(MATERIALS PROVIDED)
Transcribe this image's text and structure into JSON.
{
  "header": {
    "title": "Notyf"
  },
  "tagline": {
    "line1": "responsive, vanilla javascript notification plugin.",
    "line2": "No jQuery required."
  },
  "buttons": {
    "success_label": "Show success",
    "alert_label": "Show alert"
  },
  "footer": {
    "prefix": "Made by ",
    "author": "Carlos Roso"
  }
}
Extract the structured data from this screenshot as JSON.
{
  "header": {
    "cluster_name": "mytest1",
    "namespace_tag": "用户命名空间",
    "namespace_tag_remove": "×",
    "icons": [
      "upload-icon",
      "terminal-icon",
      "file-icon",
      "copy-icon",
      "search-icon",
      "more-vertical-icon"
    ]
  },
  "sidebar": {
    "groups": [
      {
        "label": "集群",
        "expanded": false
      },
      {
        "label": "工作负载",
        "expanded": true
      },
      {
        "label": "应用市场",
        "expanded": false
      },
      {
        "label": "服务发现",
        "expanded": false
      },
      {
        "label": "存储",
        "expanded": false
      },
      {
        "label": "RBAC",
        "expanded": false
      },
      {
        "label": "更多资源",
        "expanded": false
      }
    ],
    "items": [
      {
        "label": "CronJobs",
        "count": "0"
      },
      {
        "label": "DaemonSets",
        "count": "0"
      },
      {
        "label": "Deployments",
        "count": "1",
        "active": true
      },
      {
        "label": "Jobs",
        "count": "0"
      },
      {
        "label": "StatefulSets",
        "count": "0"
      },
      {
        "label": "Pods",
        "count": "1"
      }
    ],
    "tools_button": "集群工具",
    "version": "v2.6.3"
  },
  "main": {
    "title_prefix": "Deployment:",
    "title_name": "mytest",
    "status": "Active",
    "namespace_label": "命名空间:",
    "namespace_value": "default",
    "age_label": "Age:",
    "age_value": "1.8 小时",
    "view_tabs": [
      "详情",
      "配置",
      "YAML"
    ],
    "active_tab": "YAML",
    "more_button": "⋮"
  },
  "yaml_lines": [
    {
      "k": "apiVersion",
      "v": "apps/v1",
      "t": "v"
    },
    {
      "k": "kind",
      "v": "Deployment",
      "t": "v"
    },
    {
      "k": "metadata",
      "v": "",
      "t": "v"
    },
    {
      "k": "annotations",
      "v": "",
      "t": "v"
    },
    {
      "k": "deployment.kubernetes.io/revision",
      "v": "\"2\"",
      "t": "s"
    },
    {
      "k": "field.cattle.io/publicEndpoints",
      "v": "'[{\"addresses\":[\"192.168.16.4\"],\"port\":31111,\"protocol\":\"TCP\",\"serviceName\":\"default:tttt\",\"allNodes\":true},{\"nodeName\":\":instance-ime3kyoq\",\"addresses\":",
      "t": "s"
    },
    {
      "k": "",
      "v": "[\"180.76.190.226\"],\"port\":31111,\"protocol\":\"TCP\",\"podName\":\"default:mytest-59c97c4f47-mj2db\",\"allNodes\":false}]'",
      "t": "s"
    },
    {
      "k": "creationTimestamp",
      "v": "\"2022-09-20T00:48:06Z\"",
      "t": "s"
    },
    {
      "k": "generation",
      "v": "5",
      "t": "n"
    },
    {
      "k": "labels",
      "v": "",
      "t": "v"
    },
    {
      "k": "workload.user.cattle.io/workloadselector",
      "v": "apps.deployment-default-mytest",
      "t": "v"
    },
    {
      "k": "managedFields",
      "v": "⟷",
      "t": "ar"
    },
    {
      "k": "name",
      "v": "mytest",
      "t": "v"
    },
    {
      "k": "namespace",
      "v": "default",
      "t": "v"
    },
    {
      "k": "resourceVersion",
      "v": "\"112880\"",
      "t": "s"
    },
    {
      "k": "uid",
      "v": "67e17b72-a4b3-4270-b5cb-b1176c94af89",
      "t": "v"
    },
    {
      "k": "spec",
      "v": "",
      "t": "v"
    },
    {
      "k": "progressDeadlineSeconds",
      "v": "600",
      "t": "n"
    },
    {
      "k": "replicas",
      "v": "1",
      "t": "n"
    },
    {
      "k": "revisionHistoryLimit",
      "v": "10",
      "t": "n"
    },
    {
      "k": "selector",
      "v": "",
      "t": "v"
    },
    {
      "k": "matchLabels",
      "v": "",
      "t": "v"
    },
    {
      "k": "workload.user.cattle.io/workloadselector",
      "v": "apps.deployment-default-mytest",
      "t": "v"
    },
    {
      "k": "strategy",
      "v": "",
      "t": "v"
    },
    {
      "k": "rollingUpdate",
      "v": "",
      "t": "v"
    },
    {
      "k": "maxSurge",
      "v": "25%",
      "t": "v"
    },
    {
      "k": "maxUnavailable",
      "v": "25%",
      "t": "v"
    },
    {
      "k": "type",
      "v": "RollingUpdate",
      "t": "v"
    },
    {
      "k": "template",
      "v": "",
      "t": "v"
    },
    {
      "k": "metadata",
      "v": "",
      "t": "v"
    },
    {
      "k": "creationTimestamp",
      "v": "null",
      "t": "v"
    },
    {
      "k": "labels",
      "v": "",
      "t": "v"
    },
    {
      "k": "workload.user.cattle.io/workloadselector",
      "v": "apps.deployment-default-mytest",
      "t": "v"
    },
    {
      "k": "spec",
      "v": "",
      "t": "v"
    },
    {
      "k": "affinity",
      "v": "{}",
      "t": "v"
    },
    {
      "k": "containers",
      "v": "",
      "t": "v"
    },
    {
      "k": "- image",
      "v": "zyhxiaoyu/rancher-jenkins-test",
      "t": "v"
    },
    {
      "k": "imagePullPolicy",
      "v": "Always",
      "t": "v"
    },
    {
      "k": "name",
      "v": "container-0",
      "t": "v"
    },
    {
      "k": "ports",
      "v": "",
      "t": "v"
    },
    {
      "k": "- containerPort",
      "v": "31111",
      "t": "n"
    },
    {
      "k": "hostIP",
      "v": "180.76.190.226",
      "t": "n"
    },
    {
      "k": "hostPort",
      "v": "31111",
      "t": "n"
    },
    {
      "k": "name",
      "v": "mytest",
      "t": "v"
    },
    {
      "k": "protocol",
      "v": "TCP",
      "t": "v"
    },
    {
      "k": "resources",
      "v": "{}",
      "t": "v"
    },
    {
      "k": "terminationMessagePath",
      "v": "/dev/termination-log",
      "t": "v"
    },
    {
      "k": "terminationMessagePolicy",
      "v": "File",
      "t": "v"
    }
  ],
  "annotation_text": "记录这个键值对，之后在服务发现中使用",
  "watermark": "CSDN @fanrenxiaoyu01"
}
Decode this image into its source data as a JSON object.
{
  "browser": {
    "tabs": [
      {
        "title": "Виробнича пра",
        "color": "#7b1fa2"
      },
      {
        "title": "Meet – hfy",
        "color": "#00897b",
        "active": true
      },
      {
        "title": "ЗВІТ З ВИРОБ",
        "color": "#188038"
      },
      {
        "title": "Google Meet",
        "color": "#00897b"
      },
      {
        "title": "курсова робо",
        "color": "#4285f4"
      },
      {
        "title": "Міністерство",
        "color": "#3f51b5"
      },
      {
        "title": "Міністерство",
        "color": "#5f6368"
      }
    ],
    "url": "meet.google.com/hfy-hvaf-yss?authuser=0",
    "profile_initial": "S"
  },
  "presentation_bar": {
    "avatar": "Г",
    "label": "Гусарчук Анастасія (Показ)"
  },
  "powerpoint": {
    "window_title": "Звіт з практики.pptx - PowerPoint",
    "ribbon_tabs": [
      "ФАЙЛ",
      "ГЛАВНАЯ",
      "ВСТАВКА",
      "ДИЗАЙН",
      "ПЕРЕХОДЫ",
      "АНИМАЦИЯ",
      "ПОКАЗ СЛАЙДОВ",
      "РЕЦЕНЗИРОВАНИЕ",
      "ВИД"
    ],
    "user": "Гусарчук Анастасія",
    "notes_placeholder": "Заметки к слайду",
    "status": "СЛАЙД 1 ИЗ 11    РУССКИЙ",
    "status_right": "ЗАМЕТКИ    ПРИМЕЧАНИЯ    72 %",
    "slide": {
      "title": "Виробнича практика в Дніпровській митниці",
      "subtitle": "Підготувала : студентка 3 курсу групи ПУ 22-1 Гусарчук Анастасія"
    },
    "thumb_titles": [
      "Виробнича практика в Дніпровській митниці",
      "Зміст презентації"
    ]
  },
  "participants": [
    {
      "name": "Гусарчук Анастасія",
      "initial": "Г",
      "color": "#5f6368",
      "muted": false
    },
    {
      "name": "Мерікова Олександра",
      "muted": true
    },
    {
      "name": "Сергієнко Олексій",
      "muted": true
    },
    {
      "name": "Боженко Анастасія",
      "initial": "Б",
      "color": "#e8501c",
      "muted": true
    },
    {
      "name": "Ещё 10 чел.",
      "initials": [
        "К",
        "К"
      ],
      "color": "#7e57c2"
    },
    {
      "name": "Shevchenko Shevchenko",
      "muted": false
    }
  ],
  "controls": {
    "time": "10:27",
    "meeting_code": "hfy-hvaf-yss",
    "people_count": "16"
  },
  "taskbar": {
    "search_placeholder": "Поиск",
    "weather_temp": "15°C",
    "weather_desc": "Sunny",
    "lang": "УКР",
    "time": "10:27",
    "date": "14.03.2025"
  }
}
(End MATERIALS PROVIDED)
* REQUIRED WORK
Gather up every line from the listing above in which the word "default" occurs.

* WRITTEN REPLY
    "namespace_value": "default",
      "v": "'[{\"addresses\":[\"192.168.16.4\"],\"port\":31111,\"protocol\":\"TCP\",\"serviceName\":\"default:tttt\",\"allNodes\":true},{\"nodeName\":\":instance-ime3kyoq\",\"addresses\":",
      "v": "[\"180.76.190.226\"],\"port\":31111,\"protocol\":\"TCP\",\"podName\":\"default:mytest-59c97c4f47-mj2db\",\"allNodes\":false}]'",
      "v": "apps.deployment-default-mytest",
      "v": "default",
      "v": "apps.deployment-default-mytest",
      "v": "apps.deployment-default-mytest",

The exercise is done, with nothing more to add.